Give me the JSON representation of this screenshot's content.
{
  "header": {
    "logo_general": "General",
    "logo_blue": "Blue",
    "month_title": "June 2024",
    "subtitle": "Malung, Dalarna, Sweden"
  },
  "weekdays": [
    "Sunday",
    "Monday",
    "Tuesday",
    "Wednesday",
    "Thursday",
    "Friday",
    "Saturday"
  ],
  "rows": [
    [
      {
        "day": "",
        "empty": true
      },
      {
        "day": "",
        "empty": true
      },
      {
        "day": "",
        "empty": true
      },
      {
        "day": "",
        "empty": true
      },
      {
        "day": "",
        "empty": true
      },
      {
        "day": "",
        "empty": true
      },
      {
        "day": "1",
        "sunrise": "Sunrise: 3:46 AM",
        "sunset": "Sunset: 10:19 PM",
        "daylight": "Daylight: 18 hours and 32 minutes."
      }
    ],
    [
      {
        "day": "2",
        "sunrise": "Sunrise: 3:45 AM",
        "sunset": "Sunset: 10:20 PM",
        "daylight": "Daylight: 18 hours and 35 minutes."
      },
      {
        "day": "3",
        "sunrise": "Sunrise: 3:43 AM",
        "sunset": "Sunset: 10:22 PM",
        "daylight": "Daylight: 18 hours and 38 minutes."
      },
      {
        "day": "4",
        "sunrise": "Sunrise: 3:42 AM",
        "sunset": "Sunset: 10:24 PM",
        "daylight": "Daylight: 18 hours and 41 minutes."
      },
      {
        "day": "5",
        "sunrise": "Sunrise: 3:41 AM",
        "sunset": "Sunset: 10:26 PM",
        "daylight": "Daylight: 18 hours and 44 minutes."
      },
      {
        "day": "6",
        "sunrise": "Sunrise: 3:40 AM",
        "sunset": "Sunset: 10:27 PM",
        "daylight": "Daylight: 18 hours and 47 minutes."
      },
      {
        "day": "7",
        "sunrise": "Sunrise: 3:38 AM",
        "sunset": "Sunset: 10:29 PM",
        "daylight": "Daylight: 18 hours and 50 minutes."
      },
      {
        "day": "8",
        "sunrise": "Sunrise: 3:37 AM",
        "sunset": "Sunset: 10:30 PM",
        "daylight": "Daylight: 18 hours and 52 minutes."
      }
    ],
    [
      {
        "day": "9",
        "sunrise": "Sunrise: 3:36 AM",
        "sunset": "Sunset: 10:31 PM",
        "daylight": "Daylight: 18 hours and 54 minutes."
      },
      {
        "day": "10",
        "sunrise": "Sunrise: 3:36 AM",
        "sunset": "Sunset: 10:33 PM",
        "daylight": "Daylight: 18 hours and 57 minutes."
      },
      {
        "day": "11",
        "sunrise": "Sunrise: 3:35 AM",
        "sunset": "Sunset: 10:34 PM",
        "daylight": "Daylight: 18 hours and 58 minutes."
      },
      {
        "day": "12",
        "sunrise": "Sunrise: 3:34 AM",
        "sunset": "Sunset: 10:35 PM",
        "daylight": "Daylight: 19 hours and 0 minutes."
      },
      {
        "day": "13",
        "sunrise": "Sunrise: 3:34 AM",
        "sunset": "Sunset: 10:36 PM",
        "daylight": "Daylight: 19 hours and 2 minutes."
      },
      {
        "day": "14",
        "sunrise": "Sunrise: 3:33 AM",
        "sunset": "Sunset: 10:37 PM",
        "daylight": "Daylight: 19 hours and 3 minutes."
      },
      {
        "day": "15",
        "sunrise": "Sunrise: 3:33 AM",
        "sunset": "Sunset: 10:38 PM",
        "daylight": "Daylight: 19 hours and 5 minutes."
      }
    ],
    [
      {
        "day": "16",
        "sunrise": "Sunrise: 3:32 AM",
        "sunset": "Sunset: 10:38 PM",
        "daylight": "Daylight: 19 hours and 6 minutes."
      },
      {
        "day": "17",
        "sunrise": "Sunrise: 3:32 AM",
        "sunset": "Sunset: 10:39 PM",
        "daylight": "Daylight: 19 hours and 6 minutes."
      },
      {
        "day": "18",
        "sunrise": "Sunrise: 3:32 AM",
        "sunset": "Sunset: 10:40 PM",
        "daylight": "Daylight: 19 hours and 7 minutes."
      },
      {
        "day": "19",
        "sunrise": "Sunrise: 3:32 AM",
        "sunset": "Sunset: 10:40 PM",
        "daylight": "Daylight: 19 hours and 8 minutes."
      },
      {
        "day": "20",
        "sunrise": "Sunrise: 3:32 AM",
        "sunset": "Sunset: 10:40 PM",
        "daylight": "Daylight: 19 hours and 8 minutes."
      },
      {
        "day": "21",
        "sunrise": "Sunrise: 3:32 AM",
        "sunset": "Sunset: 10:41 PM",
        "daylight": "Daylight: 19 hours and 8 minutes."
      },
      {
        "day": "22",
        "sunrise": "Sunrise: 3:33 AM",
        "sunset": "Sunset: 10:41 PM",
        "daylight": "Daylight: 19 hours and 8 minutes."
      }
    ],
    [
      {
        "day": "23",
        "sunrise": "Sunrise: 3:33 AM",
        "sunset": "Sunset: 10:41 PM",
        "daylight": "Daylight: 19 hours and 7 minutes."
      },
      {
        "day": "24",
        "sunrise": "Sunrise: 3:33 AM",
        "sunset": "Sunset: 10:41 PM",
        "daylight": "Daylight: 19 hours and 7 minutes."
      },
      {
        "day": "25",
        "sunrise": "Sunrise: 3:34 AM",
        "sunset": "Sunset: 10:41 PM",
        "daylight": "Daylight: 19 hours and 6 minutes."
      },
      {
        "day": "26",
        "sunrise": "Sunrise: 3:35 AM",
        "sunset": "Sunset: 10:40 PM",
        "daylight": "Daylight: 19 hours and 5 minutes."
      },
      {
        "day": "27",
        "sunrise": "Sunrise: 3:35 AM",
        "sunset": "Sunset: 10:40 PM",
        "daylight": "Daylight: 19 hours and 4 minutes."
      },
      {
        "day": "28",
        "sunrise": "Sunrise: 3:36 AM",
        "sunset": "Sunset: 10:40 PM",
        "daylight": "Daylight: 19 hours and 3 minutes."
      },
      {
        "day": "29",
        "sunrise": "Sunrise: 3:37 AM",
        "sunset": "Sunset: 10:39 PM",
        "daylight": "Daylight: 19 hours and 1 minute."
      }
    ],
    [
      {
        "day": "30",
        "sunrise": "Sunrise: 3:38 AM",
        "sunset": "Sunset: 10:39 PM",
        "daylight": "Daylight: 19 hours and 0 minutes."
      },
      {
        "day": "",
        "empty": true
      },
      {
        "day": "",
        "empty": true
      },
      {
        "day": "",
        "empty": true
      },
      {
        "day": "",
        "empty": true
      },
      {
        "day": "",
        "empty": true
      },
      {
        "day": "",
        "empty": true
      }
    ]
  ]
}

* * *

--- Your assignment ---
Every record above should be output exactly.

--- Output of the exercise ---
Give me the JSON representation of this screenshot's content.
{
  "header": {
    "logo_general": "General",
    "logo_blue": "Blue",
    "month_title": "June 2024",
    "subtitle": "Malung, Dalarna, Sweden"
  },
  "weekdays": [
    "Sunday",
    "Monday",
    "Tuesday",
    "Wednesday",
    "Thursday",
    "Friday",
    "Saturday"
  ],
  "rows": [
    [
      {
        "day": "",
        "empty": true
      },
      {
        "day": "",
        "empty": true
      },
      {
        "day": "",
        "empty": true
      },
      {
        "day": "",
        "empty": true
      },
      {
        "day": "",
        "empty": true
      },
      {
        "day": "",
        "empty": true
      },
      {
        "day": "1",
        "sunrise": "Sunrise: 3:46 AM",
        "sunset": "Sunset: 10:19 PM",
        "daylight": "Daylight: 18 hours and 32 minutes."
      }
    ],
    [
      {
        "day": "2",
        "sunrise": "Sunrise: 3:45 AM",
        "sunset": "Sunset: 10:20 PM",
        "daylight": "Daylight: 18 hours and 35 minutes."
      },
      {
        "day": "3",
        "sunrise": "Sunrise: 3:43 AM",
        "sunset": "Sunset: 10:22 PM",
        "daylight": "Daylight: 18 hours and 38 minutes."
      },
      {
        "day": "4",
        "sunrise": "Sunrise: 3:42 AM",
        "sunset": "Sunset: 10:24 PM",
        "daylight": "Daylight: 18 hours and 41 minutes."
      },
      {
        "day": "5",
        "sunrise": "Sunrise: 3:41 AM",
        "sunset": "Sunset: 10:26 PM",
        "daylight": "Daylight: 18 hours and 44 minutes."
      },
      {
        "day": "6",
        "sunrise": "Sunrise: 3:40 AM",
        "sunset": "Sunset: 10:27 PM",
        "daylight": "Daylight: 18 hours and 47 minutes."
      },
      {
        "day": "7",
        "sunrise": "Sunrise: 3:38 AM",
        "sunset": "Sunset: 10:29 PM",
        "daylight": "Daylight: 18 hours and 50 minutes."
      },
      {
        "day": "8",
        "sunrise": "Sunrise: 3:37 AM",
        "sunset": "Sunset: 10:30 PM",
        "daylight": "Daylight: 18 hours and 52 minutes."
      }
    ],
    [
      {
        "day": "9",
        "sunrise": "Sunrise: 3:36 AM",
        "sunset": "Sunset: 10:31 PM",
        "daylight": "Daylight: 18 hours and 54 minutes."
      },
      {
        "day": "10",
        "sunrise": "Sunrise: 3:36 AM",
        "sunset": "Sunset: 10:33 PM",
        "daylight": "Daylight: 18 hours and 57 minutes."
      },
      {
        "day": "11",
        "sunrise": "Sunrise: 3:35 AM",
        "sunset": "Sunset: 10:34 PM",
        "daylight": "Daylight: 18 hours and 58 minutes."
      },
      {
        "day": "12",
        "sunrise": "Sunrise: 3:34 AM",
        "sunset": "Sunset: 10:35 PM",
        "daylight": "Daylight: 19 hours and 0 minutes."
      },
      {
        "day": "13",
        "sunrise": "Sunrise: 3:34 AM",
        "sunset": "Sunset: 10:36 PM",
        "daylight": "Daylight: 19 hours and 2 minutes."
      },
      {
        "day": "14",
        "sunrise": "Sunrise: 3:33 AM",
        "sunset": "Sunset: 10:37 PM",
        "daylight": "Daylight: 19 hours and 3 minutes."
      },
      {
        "day": "15",
        "sunrise": "Sunrise: 3:33 AM",
        "sunset": "Sunset: 10:38 PM",
        "daylight": "Daylight: 19 hours and 5 minutes."
      }
    ],
    [
      {
        "day": "16",
        "sunrise": "Sunrise: 3:32 AM",
        "sunset": "Sunset: 10:38 PM",
        "daylight": "Daylight: 19 hours and 6 minutes."
      },
      {
        "day": "17",
        "sunrise": "Sunrise: 3:32 AM",
        "sunset": "Sunset: 10:39 PM",
        "daylight": "Daylight: 19 hours and 6 minutes."
      },
      {
        "day": "18",
        "sunrise": "Sunrise: 3:32 AM",
        "sunset": "Sunset: 10:40 PM",
        "daylight": "Daylight: 19 hours and 7 minutes."
      },
      {
        "day": "19",
        "sunrise": "Sunrise: 3:32 AM",
        "sunset": "Sunset: 10:40 PM",
        "daylight": "Daylight: 19 hours and 8 minutes."
      },
      {
        "day": "20",
        "sunrise": "Sunrise: 3:32 AM",
        "sunset": "Sunset: 10:40 PM",
        "daylight": "Daylight: 19 hours and 8 minutes."
      },
      {
        "day": "21",
        "sunrise": "Sunrise: 3:32 AM",
        "sunset": "Sunset: 10:41 PM",
        "daylight": "Daylight: 19 hours and 8 minutes."
      },
      {
        "day": "22",
        "sunrise": "Sunrise: 3:33 AM",
        "sunset": "Sunset: 10:41 PM",
        "daylight": "Daylight: 19 hours and 8 minutes."
      }
    ],
    [
      {
        "day": "23",
        "sunrise": "Sunrise: 3:33 AM",
        "sunset": "Sunset: 10:41 PM",
        "daylight": "Daylight: 19 hours and 7 minutes."
      },
      {
        "day": "24",
        "sunrise": "Sunrise: 3:33 AM",
        "sunset": "Sunset: 10:41 PM",
        "daylight": "Daylight: 19 hours and 7 minutes."
      },
      {
        "day": "25",
        "sunrise": "Sunrise: 3:34 AM",
        "sunset": "Sunset: 10:41 PM",
        "daylight": "Daylight: 19 hours and 6 minutes."
      },
      {
        "day": "26",
        "sunrise": "Sunrise: 3:35 AM",
        "sunset": "Sunset: 10:40 PM",
        "daylight": "Daylight: 19 hours and 5 minutes."
      },
      {
        "day": "27",
        "sunrise": "Sunrise: 3:35 AM",
        "sunset": "Sunset: 10:40 PM",
        "daylight": "Daylight: 19 hours and 4 minutes."
      },
      {
        "day": "28",
        "sunrise": "Sunrise: 3:36 AM",
        "sunset": "Sunset: 10:40 PM",
        "daylight": "Daylight: 19 hours and 3 minutes."
      },
      {
        "day": "29",
        "sunrise": "Sunrise: 3:37 AM",
        "sunset": "Sunset: 10:39 PM",
        "daylight": "Daylight: 19 hours and 1 minute."
      }
    ],
    [
      {
        "day": "30",
        "sunrise": "Sunrise: 3:38 AM",
        "sunset": "Sunset: 10:39 PM",
        "daylight": "Daylight: 19 hours and 0 minutes."
      },
      {
        "day": "",
        "empty": true
      },
      {
        "day": "",
        "empty": true
      },
      {
        "day": "",
        "empty": true
      },
      {
        "day": "",
        "empty": true
      },
      {
        "day": "",
        "empty": true
      },
      {
        "day": "",
        "empty": true
      }
    ]
  ]
}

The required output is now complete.